applying for a job as an event coordinator. Of course, if he applies for a different job (for example, Marketing Associate), he will use a different cover letter that targets the new job and the new employer.
Gary knows the name of the manager but has never met her and, therefore, is not on a first-name basis. So, he uses the formal “Mrs. Spence” to address her.
He starts his letter by dropping the name of a mutual associate, Charlotte Suarez. This is a great way to catch the reader’s eye and keep her reading. Personal referrals like this are valuable, and by mentioning Charlotte’s name first, Gary adds credibility to the rest of his letter.
The second paragraph shows that Gary knows about the company he’s applying to and he’s eager to become a part of it.
Gary wants to keep the ball in his court, so in the closing paragraph he tells the reader that he will call him about an interview. Not all job seekers are comfortable with such an assertive approach. But Gary is in promotions and he’s not afraid to put himself out there with the hopes that he can win an interview once he gets on the phone with this employer.
Here’s Gary’s cover letter.
123 Louise Ellington Avenue
Gary, IN 12345
January 29, 20xx
Mrs. Alexis Spence
123 Margaret Drive
Gary, IN 12345
Dear Mrs. Spence,

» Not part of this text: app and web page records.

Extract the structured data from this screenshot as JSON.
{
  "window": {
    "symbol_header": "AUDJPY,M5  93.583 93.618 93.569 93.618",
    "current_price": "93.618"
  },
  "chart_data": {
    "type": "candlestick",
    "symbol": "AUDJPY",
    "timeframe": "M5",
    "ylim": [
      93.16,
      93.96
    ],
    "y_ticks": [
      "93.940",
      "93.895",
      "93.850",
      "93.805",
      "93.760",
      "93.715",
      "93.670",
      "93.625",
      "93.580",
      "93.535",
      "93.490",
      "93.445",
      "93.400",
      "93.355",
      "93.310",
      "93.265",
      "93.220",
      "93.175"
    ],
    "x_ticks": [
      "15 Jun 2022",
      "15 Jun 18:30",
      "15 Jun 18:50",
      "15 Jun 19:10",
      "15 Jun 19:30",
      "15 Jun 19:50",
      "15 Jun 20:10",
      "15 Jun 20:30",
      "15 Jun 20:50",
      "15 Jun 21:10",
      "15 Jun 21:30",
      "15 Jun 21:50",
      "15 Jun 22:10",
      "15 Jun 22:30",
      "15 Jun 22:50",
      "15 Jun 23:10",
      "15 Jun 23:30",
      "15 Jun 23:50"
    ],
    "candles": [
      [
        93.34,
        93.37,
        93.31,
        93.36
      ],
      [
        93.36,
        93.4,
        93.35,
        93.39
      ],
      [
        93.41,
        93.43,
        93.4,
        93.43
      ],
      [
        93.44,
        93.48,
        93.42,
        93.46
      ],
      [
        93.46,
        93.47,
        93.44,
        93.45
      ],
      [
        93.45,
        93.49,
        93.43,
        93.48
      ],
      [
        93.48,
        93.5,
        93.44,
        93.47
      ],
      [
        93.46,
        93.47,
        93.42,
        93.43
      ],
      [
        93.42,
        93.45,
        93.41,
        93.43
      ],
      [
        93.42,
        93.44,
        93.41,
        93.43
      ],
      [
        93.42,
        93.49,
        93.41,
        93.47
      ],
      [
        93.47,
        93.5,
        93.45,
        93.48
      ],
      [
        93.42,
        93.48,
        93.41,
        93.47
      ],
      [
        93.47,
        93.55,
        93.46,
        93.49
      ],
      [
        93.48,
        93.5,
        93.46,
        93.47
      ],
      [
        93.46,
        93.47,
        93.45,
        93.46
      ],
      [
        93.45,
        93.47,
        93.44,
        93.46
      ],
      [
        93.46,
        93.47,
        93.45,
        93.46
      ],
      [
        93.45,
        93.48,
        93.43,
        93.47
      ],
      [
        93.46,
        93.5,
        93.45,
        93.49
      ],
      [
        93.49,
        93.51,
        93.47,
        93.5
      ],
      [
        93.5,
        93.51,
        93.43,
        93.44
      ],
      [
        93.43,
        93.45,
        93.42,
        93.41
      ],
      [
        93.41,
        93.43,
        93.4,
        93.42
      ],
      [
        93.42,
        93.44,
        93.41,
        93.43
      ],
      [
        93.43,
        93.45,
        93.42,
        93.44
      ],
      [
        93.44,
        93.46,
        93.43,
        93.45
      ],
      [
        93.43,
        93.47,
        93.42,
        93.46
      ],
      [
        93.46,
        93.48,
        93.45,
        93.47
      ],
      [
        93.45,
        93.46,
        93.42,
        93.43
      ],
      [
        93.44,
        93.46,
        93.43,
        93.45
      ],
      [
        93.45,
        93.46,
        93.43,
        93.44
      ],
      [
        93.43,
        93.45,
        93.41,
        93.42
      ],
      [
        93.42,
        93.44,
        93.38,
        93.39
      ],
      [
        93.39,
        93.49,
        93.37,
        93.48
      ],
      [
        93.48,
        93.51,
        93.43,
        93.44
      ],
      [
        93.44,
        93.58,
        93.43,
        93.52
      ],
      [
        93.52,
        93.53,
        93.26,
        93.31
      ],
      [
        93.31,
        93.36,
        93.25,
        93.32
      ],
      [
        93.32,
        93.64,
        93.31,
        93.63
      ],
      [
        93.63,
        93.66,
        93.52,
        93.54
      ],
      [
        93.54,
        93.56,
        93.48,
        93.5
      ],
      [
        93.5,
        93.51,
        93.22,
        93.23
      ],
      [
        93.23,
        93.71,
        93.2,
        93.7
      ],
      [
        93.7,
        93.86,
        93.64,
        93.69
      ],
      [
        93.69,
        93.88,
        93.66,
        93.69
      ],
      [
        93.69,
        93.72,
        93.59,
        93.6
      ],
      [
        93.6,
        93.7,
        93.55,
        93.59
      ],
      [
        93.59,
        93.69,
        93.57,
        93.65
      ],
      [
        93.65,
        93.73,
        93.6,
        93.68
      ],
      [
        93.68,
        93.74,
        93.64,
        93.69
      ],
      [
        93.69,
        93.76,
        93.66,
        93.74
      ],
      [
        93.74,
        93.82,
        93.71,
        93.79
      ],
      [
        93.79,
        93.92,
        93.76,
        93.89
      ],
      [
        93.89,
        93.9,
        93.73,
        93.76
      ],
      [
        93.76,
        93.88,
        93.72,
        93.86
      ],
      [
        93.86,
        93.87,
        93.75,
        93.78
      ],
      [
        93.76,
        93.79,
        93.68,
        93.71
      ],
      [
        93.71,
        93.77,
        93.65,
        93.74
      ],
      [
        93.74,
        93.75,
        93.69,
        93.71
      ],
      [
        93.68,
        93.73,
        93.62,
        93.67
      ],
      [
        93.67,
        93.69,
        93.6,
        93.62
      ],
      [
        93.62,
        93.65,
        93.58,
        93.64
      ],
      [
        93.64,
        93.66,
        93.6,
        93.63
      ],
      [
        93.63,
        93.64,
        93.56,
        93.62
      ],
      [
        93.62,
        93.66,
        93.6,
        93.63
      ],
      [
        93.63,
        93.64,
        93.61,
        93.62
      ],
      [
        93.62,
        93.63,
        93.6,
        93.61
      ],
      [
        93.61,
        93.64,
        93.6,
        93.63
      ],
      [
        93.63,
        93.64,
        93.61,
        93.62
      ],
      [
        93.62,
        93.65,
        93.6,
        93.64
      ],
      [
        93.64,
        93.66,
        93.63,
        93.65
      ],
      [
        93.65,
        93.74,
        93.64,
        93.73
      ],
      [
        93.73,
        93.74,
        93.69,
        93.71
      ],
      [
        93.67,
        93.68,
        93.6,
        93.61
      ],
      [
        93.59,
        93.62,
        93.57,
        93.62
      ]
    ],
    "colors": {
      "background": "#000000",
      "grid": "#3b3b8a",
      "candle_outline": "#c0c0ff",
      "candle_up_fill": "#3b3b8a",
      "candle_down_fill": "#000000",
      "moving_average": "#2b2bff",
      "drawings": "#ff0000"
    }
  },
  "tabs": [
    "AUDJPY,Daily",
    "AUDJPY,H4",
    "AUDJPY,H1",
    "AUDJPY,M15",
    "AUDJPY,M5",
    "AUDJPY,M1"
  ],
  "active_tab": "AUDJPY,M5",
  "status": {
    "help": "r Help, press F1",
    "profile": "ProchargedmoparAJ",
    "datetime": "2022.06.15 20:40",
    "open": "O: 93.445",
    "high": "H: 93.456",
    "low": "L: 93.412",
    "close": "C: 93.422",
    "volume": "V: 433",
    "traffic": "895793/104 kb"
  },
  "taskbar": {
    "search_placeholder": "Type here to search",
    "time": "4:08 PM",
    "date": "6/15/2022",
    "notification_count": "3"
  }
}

At the suggestion of Charlotte Suarez, I am submitting my resume for the position of Event Coordinator. My forte is in bringing together topnotch people from a variety of interests to present a well-coordinated and well-attended event.
My interest in your fast-growing consulting firm comes from the creatively planned events your firm is known for. My energy is boundless and I am at my best when I am in the “thick of things.”
One of the most personally rewarding aspects of working in the convention industry is meeting and establishing relationships with others who thrive on the excitement this business inspires. I will contact you early next week to find out when we might meet to discuss the position.